Business Value Articulation for Sustenance - Part 3
Having delved upon business value avenues in my prior posts (Part 1 and Part 2) in this series, let us visit the value articulation aspect. In case of SAP ERP steady state environment, it’s all about bringing out and quantifying the value augmented in the business processes as the business goals and objectives thrive on them.
As mentioned in my first post in this series, the business value has two facets -tangible and intangible. The tangible component may be quantified but the intangible generally remains qualitative, although equally important. Hence the articulation exercise must identify all the touch points of any business value case and bring out all of them- tangible and intangible. The more touch points brought out, the better articulation of value.
In the milieu of steady state SAP ERP environment, with a set of existing processes running, when it comes to quantifying business value of an improvement it can be carried out in two dimensions. The first is the process effectiveness and second is the business continuity ensured.
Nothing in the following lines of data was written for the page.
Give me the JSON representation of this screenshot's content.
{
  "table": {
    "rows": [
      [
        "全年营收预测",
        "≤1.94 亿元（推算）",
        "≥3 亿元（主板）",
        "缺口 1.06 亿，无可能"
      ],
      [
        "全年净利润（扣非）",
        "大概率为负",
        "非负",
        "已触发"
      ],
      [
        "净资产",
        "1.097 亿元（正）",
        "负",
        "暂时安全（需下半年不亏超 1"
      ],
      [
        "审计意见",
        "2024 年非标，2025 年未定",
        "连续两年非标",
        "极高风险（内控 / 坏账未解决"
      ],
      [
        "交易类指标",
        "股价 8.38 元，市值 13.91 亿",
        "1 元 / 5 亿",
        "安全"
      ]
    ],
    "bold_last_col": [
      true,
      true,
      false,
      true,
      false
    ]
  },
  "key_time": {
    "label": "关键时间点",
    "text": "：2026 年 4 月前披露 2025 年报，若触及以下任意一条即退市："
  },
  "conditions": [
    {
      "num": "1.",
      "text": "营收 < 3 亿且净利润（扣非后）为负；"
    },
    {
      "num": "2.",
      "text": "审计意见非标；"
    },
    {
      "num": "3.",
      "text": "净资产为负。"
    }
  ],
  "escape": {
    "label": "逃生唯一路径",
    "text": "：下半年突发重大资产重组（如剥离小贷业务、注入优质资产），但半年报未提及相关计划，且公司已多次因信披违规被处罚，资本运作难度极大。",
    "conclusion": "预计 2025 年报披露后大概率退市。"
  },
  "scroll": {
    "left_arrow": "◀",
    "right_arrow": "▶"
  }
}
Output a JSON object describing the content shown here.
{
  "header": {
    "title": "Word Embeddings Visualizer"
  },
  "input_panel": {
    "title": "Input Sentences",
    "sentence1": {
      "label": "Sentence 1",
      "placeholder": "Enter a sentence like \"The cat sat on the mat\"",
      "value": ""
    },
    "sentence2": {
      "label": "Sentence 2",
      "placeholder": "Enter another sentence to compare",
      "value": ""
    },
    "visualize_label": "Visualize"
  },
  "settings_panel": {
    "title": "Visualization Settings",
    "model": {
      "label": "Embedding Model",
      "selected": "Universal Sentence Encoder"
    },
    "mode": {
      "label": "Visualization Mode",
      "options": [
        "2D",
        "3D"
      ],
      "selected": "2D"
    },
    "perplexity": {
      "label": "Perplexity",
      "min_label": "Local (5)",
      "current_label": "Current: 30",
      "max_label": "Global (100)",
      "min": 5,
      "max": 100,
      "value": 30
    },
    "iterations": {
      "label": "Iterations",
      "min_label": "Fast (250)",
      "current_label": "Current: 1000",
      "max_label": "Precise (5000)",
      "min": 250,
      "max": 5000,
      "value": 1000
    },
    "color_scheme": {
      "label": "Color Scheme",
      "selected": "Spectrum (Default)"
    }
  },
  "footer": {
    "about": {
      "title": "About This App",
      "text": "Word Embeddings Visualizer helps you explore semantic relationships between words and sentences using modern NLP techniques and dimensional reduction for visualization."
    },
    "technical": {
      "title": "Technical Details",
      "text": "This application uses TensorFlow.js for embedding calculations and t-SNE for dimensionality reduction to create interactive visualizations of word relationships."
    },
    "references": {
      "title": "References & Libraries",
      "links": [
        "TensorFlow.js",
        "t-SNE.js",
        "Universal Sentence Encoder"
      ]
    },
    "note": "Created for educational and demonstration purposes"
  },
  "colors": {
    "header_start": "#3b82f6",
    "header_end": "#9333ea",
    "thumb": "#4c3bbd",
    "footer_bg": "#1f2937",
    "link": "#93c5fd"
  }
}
Let us look at the first dimension. How well the process connects with the business goals and how far it aids in meeting those goals would determine how effective the process is. In case of ‘sales to customers’ process how well it generates revenue and how much revenue it generates would decide its effectiveness. A key to link a business process and the business goals is process metrics that help measure the process performance. These measures help in articulating how far the process is successful in generating value. In the example of ‘sales to customers’ process, some of the key process metrics are as follows.
• Hit Rate (Acquired Customers/ Prospective Customers)
• Book to Bill (Billed Value/ Booked Sales Order Value )
• Cost of Sales ( Cost of Selling Effort / Revenue earned)
• Cost of Warranty and Returns (Cost of Warranty claims and Returns/Revenue )
• Average cycle time (Order Entry to Billing Document released to Accounting)
• Customer acquisition cost
• Sales per Sales Employee
• Back Orders % of Sales Orders Entered
Any improvement done in the ‘sales to customers’ process should be measured on these metrics with adequate data to determine the ‘pre’ and ‘post improvement’ levels. Therefore as a case of adding business value if the step of sales order entry is automated, the quantification should include the process cycle time reduction apart from user effort saving. Thus these measures help much beyond the effort and time saving in the quantification activity and in turn help in establishing a straight connect with the business goals.
The second dimension which must be considered for quantification is the business continuity ensured. In other words, avoiding interruptions in business processes. Every organization earns revenue from sales and incurs cost on various fronts like manufacturing and procurement. So if the business operations are stalled for 1 hour it can be looked as manufacturing effort lost for 1 hour and revenue delayed to the next financial year or even lost. Any proactive improvement that gets implemented to avoid such disruptive situation is as good as earning business continuity worth the business revenue apportioned to that 1 hour. With that if an enterprise has annual top line of $ 1 billion, taking 250 workdays in a year and 8 hours of productive work time per day, ensuring 1 hour of business continuity is worth $ 500,000. Let us correlate this point to a BVA case. A business had manual process to address the failed messages exchanged with SAP through IDocs. This used to result in delays in documents (like orders and invoices) creation and mutation. As an improvement option an automated clearing desk for interface messages was set up leading to reduction in time taken for corrections and posting the documents. On the business continuity dimension, an improvement of even 30 minutes in the documents posting can be quantified as business continuity worth $ 250,000 ensured.
Your views are welcome.